*THE PROBLEM*
Go through the records below and tally the lines that include "label". Answer with the number only.

*INPUT FOR THIS TASK*
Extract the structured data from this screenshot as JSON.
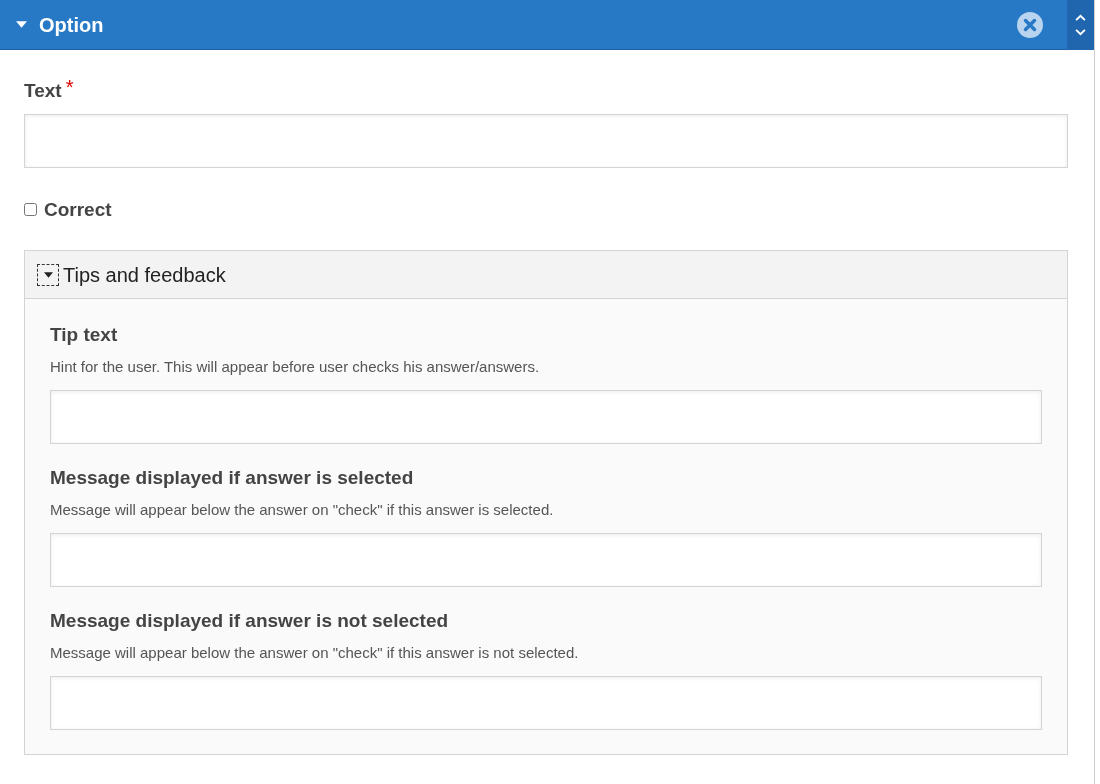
{
  "header": {
    "title": "Option",
    "expanded": true
  },
  "text_field": {
    "label": "Text",
    "required_mark": "*"
  },
  "correct": {
    "label": "Correct",
    "checked": false
  },
  "tips": {
    "title": "Tips and feedback",
    "expanded": true,
    "fields": [
      {
        "label": "Tip text",
        "description": "Hint for the user. This will appear before user checks his answer/answers."
      },
      {
        "label": "Message displayed if answer is selected",
        "description": "Message will appear below the answer on \"check\" if this answer is selected."
      },
      {
        "label": "Message displayed if answer is not selected",
        "description": "Message will appear below the answer on \"check\" if this answer is not selected."
      }
    ]
  }
}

*ANSWER SECTION*
5